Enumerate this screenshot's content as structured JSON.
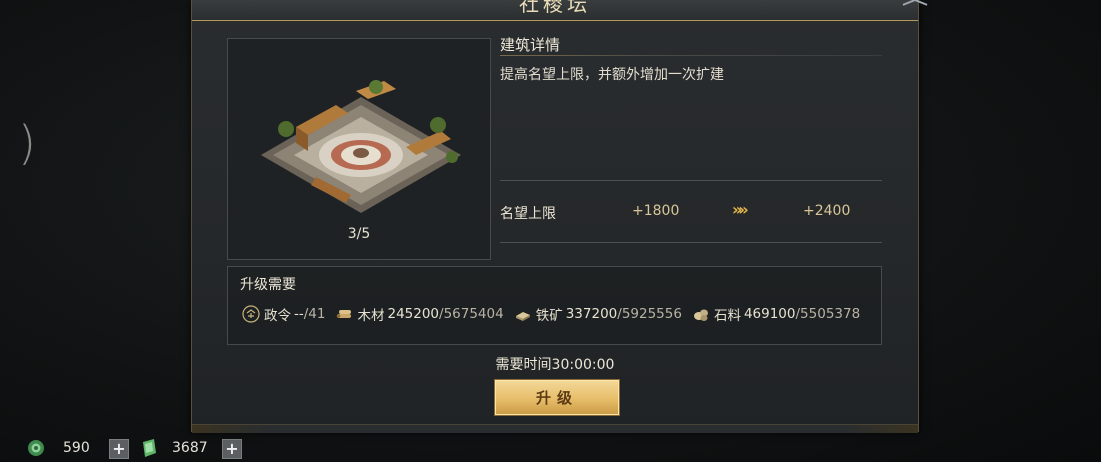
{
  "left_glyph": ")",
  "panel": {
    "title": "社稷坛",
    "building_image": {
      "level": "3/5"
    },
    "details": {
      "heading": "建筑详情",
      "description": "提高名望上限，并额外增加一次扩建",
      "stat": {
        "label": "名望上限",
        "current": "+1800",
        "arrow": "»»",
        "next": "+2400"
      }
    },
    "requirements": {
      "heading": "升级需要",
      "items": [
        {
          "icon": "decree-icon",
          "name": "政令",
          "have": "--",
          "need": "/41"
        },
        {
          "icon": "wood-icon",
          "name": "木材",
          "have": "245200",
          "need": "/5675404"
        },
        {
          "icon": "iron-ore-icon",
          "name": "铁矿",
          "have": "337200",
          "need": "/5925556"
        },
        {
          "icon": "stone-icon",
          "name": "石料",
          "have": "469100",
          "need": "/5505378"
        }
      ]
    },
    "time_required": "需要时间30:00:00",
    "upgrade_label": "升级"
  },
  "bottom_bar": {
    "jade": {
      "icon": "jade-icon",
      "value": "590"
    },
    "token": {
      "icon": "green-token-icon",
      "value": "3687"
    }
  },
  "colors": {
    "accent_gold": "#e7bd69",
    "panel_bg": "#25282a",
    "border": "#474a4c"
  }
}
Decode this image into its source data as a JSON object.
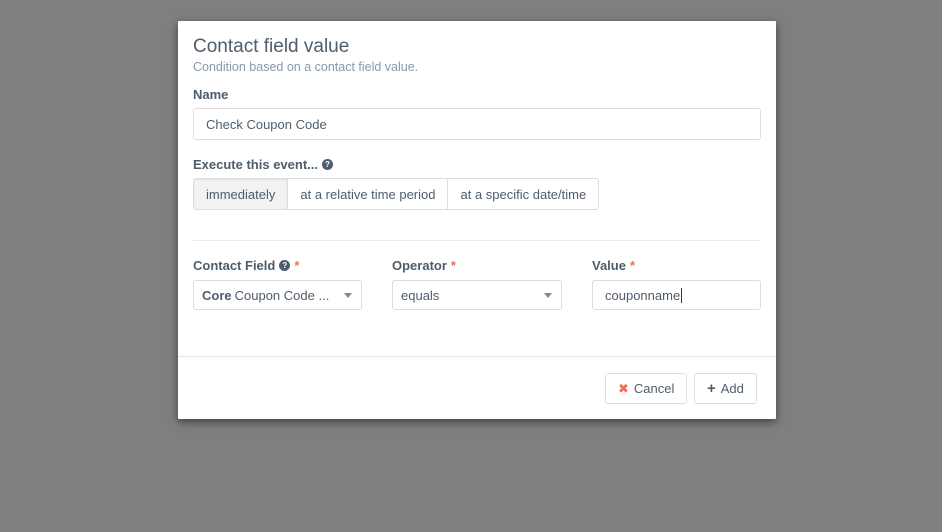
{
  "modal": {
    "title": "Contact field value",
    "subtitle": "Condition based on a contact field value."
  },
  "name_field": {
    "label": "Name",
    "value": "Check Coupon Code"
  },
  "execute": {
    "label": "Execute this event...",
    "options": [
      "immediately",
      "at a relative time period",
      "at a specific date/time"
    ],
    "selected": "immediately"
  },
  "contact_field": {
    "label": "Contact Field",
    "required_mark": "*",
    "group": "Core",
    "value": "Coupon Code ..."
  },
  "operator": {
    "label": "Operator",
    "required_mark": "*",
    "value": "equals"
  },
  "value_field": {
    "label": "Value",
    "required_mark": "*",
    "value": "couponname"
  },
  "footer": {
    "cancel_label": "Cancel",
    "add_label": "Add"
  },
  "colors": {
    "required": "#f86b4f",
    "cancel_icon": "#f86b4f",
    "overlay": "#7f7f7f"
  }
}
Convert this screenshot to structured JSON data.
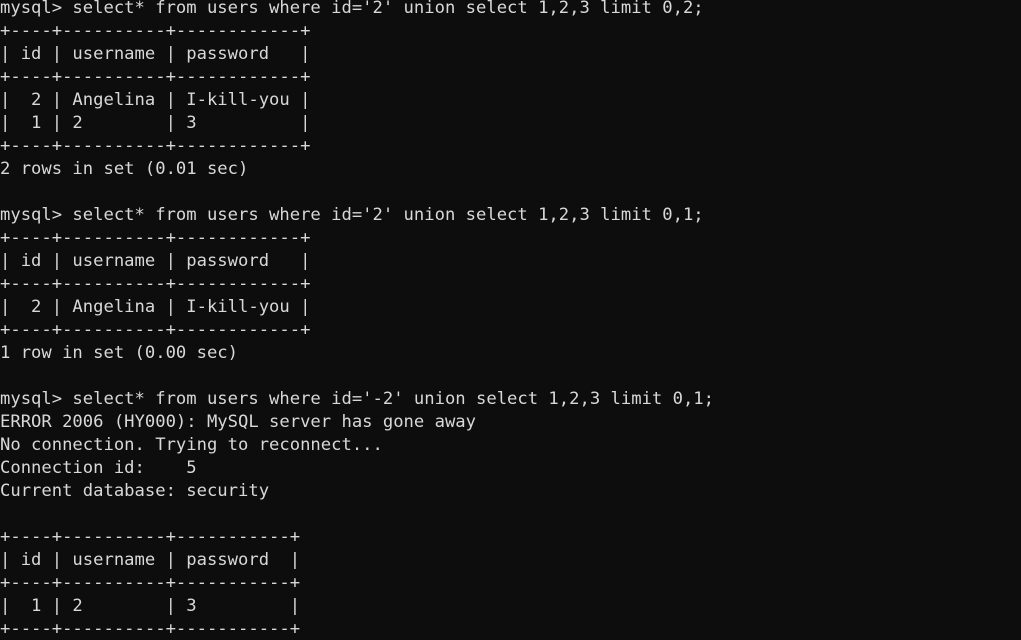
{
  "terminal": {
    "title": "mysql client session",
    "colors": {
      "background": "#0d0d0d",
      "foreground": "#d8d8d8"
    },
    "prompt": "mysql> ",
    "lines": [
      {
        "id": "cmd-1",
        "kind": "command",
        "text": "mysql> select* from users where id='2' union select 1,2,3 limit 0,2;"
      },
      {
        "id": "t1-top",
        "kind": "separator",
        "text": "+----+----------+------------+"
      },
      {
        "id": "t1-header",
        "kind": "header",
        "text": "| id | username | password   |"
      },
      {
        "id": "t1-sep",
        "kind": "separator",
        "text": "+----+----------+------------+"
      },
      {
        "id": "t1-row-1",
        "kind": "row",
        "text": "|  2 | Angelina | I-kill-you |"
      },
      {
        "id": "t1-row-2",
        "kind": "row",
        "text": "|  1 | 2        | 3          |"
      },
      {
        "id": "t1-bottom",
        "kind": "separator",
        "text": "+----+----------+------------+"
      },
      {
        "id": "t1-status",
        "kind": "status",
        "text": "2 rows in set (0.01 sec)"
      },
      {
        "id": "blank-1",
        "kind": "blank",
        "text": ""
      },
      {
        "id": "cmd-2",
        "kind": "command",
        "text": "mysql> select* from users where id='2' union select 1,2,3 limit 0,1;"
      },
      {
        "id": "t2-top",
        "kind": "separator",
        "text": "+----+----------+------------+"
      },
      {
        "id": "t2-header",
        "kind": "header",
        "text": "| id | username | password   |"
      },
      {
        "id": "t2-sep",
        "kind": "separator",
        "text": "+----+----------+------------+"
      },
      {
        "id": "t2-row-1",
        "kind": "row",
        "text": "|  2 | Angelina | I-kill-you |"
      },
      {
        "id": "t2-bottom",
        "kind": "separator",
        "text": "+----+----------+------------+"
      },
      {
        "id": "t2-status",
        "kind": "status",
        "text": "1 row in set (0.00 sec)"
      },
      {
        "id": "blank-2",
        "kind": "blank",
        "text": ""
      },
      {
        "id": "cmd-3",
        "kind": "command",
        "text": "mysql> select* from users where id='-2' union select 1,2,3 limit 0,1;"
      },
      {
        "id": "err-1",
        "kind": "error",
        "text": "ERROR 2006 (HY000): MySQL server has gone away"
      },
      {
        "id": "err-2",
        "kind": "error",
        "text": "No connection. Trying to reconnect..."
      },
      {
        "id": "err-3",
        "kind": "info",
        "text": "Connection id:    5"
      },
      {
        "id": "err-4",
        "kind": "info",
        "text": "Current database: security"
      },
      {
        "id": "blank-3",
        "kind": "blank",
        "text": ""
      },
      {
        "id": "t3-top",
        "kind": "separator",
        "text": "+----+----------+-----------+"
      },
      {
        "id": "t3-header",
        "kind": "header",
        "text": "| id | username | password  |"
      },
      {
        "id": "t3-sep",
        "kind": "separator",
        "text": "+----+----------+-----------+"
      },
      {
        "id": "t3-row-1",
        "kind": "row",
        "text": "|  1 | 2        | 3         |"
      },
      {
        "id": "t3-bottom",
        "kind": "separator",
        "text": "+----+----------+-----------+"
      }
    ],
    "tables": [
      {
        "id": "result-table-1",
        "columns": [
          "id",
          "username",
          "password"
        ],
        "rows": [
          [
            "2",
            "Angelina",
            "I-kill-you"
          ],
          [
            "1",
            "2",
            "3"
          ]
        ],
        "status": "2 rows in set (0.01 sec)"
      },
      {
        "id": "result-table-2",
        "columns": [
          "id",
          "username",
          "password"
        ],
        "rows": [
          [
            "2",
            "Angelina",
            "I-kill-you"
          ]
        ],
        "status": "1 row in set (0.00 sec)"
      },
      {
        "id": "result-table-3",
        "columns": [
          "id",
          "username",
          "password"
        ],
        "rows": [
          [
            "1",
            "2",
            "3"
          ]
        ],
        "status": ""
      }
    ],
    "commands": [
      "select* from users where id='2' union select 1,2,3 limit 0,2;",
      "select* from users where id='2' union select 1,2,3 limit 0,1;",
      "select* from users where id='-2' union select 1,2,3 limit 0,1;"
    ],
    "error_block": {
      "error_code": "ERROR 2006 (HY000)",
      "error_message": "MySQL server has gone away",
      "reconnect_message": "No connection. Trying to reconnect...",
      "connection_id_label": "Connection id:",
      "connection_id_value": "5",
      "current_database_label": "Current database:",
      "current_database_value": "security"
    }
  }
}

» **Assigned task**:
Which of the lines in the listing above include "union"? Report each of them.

» **Answer to the exercise**:
        "text": "mysql> select* from users where id='2' union select 1,2,3 limit 0,2;"
        "text": "mysql> select* from users where id='2' union select 1,2,3 limit 0,1;"
        "text": "mysql> select* from users where id='-2' union select 1,2,3 limit 0,1;"
      "select* from users where id='2' union select 1,2,3 limit 0,2;",
      "select* from users where id='2' union select 1,2,3 limit 0,1;",
      "select* from users where id='-2' union select 1,2,3 limit 0,1;"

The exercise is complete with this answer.